An elephant that sits and ignores the world becomes an obsession for the protagonists of the late writer and filmmaker Hu Bo’s four-hour epic, for whom it represents the possibility of escape from the stagnation and violence of their daily lives.
Set in a decaying industrial city, An Elephant Sitting Still is composed of beautifully orchestrated sequence shots punctuated by silences and sudden outbursts of verbal and physical violence. The film unfolds over a single suspenseful day and follows the intertwined struggles of its characters: Bu is on the run after critically injuring Shuai, the school bully; Shuai’s older brother, a gangster, seeks revenge; another of Bu’s schoolmates, Ling, fears the release of an incriminating video. Although the emphasis is on the characters’ subjectivities – achieved visually through the predominance of facial close-ups and shallow focus – the film firmly situates their tribulations within the bleak and determining context of the city’s economic depression.

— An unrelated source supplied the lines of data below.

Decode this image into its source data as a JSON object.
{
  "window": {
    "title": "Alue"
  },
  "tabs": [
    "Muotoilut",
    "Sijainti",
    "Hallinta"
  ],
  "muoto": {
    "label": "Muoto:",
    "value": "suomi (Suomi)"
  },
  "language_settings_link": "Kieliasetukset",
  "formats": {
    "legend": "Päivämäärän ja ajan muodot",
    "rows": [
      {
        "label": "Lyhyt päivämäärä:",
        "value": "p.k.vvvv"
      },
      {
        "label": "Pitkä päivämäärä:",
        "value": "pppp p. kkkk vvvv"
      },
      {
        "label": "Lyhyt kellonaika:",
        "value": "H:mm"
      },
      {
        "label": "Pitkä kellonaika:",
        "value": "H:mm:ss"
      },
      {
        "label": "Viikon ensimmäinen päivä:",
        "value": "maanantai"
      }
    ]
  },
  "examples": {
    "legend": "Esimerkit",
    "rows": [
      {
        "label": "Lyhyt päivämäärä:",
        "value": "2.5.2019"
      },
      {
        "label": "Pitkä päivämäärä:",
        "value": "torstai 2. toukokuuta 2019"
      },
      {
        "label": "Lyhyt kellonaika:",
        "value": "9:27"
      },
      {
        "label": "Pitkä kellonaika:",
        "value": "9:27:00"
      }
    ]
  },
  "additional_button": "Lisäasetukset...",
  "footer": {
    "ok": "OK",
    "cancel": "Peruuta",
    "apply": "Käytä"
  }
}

Critically acclaimed since its premiere at the Berlinale, Hu Bo’s ambitious first and final film delivers a subtle and furious social commentary on contemporary China that is destined to become a landmark of Chinese cinema.